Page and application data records
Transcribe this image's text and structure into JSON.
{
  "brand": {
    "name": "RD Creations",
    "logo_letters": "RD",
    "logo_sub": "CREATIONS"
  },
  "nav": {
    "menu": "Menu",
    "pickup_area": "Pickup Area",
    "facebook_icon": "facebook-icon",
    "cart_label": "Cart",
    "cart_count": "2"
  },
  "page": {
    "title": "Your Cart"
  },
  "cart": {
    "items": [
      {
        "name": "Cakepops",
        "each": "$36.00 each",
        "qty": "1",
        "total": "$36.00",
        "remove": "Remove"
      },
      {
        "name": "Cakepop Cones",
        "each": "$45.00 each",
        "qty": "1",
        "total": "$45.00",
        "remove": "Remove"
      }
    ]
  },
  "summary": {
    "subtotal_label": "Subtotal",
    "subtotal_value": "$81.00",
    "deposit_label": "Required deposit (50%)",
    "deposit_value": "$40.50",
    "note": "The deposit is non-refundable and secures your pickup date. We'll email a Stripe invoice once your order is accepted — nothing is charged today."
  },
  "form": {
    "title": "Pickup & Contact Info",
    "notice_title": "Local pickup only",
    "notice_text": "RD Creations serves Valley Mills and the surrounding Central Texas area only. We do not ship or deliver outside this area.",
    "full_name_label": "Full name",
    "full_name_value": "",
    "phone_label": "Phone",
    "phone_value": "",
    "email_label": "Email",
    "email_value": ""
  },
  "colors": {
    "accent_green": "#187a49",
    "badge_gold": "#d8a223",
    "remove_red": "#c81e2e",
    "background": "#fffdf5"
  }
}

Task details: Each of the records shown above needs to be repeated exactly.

Expected answer:
Transcribe this image's text and structure into JSON.
{
  "brand": {
    "name": "RD Creations",
    "logo_letters": "RD",
    "logo_sub": "CREATIONS"
  },
  "nav": {
    "menu": "Menu",
    "pickup_area": "Pickup Area",
    "facebook_icon": "facebook-icon",
    "cart_label": "Cart",
    "cart_count": "2"
  },
  "page": {
    "title": "Your Cart"
  },
  "cart": {
    "items": [
      {
        "name": "Cakepops",
        "each": "$36.00 each",
        "qty": "1",
        "total": "$36.00",
        "remove": "Remove"
      },
      {
        "name": "Cakepop Cones",
        "each": "$45.00 each",
        "qty": "1",
        "total": "$45.00",
        "remove": "Remove"
      }
    ]
  },
  "summary": {
    "subtotal_label": "Subtotal",
    "subtotal_value": "$81.00",
    "deposit_label": "Required deposit (50%)",
    "deposit_value": "$40.50",
    "note": "The deposit is non-refundable and secures your pickup date. We'll email a Stripe invoice once your order is accepted — nothing is charged today."
  },
  "form": {
    "title": "Pickup & Contact Info",
    "notice_title": "Local pickup only",
    "notice_text": "RD Creations serves Valley Mills and the surrounding Central Texas area only. We do not ship or deliver outside this area.",
    "full_name_label": "Full name",
    "full_name_value": "",
    "phone_label": "Phone",
    "phone_value": "",
    "email_label": "Email",
    "email_value": ""
  },
  "colors": {
    "accent_green": "#187a49",
    "badge_gold": "#d8a223",
    "remove_red": "#c81e2e",
    "background": "#fffdf5"
  }
}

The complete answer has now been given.